South Africans are divided on this subject, with 40% considering the EU likely to fall apart against 50% thinking it unlikely.
The survey – conducted by the ECFR in cooperation with Oxford University’s European in a Changing World project – comes against the background of conflicts in Europe and the Middle East, and a major bilateral meeting between US President Joe Biden and Chinese leader Xi Jinping this week.
The ECFR survey pulls on Gallup International Association survey data in the US, China, India, Russia, Turkey, Brazil, SA, Saudi Arabia, Indonesia and South Korea, as well as Datapraxis, YouGov and Norstat data in 11 European countries.
It reveals that, while Western soft power (understood as the attractiveness, both of a way of life and of a set of values) is still popular on a global level, respondents are split across other areas of engagement with the West, especially on trade and China’s economic presence in their country.
It found that, on average, just 5% of citizens from non-Western countries would choose to live in China, given the opportunity, compared to 56% selecting the US or a country within the EU.
It also found, if forced to pick a side, respondents in almost every country surveyed (except for Russia) would prefer to cooperate with an US-led bloc rather than one headed by China.
And there remains strong alignment with the West on human rights – with majorities in South Korea (75%), India (64%), Brazil (62%), SA (54%), and Turkey (51%) noting that they are closer on this subject to Washington than Beijing; and with this also a prevailing view in Saudi Arabia (47%).
A fracturing of the bipolar order is also reflected in public attitudes towards the war in Ukraine. ECFR dataset shows that this conflict is determining, and even existential, for the West – with pluralities of, on average, 33% in Europe and 42% in the US supporting the view that Ukraine needs to regain all its territory, even if it means a longer war and more human cost.
As a matter of comparison, fewer people in the West hold an alternative view that the war should end as soon as possible – even if that means Ukraine giving up parts of its territory.
However, in non-Western countries, the prevailing view is that the war should end as soon as possible – even if it means Ukraine ceding land to Russia.
Similarly, in a disconnect with the West, of those surveyed beyond the US and Europe, many express the view that the US is already at war with Russia, as if the war in Ukraine was a proxy conflict.

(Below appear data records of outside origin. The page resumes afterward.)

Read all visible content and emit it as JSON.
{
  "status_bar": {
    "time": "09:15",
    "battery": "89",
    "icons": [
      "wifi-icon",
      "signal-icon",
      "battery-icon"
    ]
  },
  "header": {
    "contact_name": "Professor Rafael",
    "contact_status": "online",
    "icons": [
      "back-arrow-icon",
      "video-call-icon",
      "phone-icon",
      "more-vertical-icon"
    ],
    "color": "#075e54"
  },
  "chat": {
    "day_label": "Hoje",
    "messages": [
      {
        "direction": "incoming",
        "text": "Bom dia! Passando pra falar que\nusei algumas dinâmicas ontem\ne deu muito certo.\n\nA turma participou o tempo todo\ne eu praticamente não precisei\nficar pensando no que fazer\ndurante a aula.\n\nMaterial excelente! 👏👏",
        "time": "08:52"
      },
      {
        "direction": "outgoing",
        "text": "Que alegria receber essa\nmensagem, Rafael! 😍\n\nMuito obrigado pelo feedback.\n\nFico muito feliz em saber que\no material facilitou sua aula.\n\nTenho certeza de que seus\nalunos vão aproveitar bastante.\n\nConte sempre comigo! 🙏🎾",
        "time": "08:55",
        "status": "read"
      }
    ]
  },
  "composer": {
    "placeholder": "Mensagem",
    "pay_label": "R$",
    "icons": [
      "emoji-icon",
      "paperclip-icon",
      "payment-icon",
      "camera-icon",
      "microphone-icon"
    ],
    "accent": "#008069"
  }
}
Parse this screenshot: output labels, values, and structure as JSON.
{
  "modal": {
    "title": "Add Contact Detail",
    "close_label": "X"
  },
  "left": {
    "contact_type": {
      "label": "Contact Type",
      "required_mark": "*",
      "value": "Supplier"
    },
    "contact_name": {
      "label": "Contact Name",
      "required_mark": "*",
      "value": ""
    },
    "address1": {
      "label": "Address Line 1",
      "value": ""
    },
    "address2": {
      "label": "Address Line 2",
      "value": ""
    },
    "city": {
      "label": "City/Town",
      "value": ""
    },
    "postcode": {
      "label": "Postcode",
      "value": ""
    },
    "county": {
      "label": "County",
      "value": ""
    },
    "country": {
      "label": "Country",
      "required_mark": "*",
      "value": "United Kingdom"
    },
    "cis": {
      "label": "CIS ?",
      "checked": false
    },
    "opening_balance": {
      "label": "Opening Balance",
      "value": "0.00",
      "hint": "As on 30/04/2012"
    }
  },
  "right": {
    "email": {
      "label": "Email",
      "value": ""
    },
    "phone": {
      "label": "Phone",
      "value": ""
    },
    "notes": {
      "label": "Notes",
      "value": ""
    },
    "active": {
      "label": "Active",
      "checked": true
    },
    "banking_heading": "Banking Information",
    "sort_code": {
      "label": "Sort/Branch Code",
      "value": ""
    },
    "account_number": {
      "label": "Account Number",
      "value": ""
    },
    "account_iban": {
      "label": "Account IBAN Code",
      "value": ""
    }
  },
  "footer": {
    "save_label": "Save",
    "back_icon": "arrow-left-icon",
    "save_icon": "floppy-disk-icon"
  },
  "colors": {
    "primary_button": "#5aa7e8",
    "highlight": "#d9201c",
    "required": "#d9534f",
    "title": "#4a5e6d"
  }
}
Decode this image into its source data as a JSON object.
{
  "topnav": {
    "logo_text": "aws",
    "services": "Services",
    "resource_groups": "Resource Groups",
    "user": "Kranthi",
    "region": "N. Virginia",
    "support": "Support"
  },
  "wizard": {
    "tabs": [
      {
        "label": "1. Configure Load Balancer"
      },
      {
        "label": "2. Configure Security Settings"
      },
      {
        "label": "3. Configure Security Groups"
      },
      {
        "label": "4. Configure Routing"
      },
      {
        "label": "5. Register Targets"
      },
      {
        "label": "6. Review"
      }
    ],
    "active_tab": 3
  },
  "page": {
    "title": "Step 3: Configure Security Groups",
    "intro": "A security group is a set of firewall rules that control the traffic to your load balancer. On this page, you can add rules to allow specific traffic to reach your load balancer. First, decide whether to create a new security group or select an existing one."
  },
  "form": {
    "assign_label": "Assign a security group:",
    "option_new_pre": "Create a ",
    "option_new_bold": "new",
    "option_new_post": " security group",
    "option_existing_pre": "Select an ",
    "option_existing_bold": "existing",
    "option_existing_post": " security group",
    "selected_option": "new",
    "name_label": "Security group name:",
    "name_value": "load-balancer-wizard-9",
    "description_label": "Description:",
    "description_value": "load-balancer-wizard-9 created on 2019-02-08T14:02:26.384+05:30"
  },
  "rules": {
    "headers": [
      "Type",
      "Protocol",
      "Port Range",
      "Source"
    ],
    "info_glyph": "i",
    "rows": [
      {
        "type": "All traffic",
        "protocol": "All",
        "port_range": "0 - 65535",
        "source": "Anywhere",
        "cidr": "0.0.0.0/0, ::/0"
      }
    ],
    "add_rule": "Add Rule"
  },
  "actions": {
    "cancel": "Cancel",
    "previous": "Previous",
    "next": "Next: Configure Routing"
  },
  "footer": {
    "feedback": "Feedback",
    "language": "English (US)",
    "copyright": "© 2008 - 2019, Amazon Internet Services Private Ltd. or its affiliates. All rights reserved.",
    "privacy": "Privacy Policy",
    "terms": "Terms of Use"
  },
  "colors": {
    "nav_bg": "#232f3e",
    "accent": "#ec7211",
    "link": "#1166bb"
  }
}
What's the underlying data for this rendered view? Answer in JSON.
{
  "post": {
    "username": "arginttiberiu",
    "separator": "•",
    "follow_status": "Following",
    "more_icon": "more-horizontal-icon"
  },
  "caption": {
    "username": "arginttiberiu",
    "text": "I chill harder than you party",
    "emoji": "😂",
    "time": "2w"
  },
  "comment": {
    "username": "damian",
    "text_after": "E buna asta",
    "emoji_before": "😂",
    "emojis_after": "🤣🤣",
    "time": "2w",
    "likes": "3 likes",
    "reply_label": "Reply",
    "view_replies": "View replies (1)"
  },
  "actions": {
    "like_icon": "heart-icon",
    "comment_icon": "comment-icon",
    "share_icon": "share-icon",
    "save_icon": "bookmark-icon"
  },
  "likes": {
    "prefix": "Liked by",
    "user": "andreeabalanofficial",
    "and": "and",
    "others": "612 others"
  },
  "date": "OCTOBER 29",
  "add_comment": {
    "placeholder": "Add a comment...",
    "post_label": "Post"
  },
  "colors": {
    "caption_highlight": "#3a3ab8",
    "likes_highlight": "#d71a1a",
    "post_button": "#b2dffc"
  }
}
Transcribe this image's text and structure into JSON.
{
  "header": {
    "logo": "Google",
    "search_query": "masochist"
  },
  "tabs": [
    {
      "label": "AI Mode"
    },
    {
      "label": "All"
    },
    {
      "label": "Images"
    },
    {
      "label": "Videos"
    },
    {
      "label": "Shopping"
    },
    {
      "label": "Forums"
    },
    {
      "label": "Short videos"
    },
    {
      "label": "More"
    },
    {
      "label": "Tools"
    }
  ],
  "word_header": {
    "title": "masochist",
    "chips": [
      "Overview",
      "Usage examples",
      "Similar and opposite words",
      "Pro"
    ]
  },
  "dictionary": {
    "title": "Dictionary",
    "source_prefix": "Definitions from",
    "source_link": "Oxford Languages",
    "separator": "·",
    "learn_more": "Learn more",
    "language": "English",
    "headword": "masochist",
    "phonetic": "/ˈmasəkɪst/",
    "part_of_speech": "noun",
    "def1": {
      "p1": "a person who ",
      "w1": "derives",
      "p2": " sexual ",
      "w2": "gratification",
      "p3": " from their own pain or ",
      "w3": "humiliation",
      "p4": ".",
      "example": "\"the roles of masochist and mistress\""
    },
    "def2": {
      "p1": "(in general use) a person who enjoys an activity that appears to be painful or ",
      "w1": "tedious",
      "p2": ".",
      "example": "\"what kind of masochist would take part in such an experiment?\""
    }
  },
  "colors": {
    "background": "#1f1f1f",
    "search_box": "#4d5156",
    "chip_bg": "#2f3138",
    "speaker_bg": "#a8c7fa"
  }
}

The strongest preference to live in Russia or China, taken together, came from South Africa, where a minority, 16%, expressed this view – against 65%, who would choose EU countries or the US.